As I arrived at the party on a blustery fall evening, I clomped out of my warm but decidedly unfashionable winter boots and peeled off the layers of clothing that had kept me warm on my walk to the party. I didn’t mind the walk. I had grown up walking most every place I went and I knew how to dress warmly.
As I entered that church basement in my stocking feet I realized immediately that there was a problem. For starters, I was the only one with wool socks. Wool socks are great for sliding along linoleum floors in the winter. Wool socks are great for long walks in the winter. Wool socks are great for playing shinny on a frozen pond. Wool socks were great for all of those things, but they were not great as a fashion statement at a sock-hop. Especially since I was the only one making that statement.
The second problem that I soon realized, much too late to do anything about, was my choice of music.
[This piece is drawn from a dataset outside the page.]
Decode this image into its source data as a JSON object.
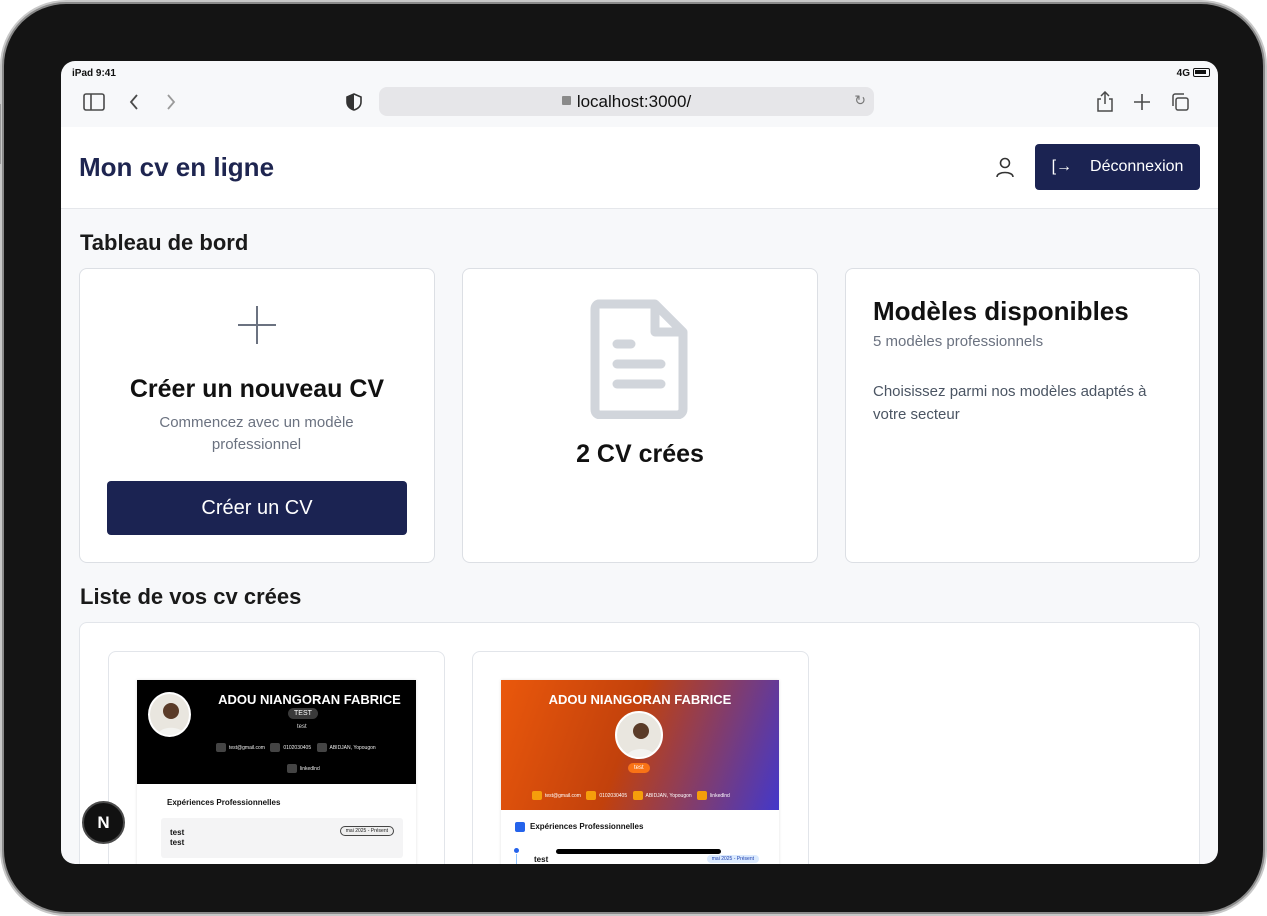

These church kids listened to a different radio station than me and my Dad. They, horror of horrors, listened to 630 CHED. These kids listened to rock and roll, not country and western music, who woulda thunk that?
I knew that eventually, the adult chaperoning the evening, who was also the disc jockey was going to pick my records, I couldn’t find anyplace to hide them. I tried to plead with her, please don’t play mine, just let the other kids play their records. My pleading was to no avail and in the interest of being fair to all, she dropped the needle on the first song of one of my records, it was Patsy Cline singing “Stop The World and Let Me Off”.
My sentiments exactly Patsy.
The room froze. You could have heard a needle drop. Well, actually we did, it dropped onto the record. Everyone looked at me like I had suddenly grown an extra arm. The next 2 minutes and 28 seconds will forever be etched in my mind as every one of the kids in that basement began the mockery that children of that age are so very, very good at. My music was different from theirs and I was fair game for their taunts. And then the chaperone did the unthinkable, instead of playing a record by another child she put on the second song of the second record that I had brought. Not the first song, which would have been “King of the Road”, which I think could have slid by without inflicting more humiliation than I had already suffered. The second song of the second record was “Ahab the Arab”. In case you are not familiar with this song I suggest you give it a listen: https://www.youtube.com/watch?v=QNkdZaU_EhM.
The life kinda went out of the party for me, the chaperone went back to playing top 40 pop singles that the other kids had brought and the kids started hopping in their socks again. I put on my felt-lined boot and trudged home with my beloved country and western records under my arm. I have grown to love those two records that I silently carried home with that cold autumn night. My Dad passed away years ago and Mom gave the records to me. I take them out every so often and listen to just two songs. I think you know which ones.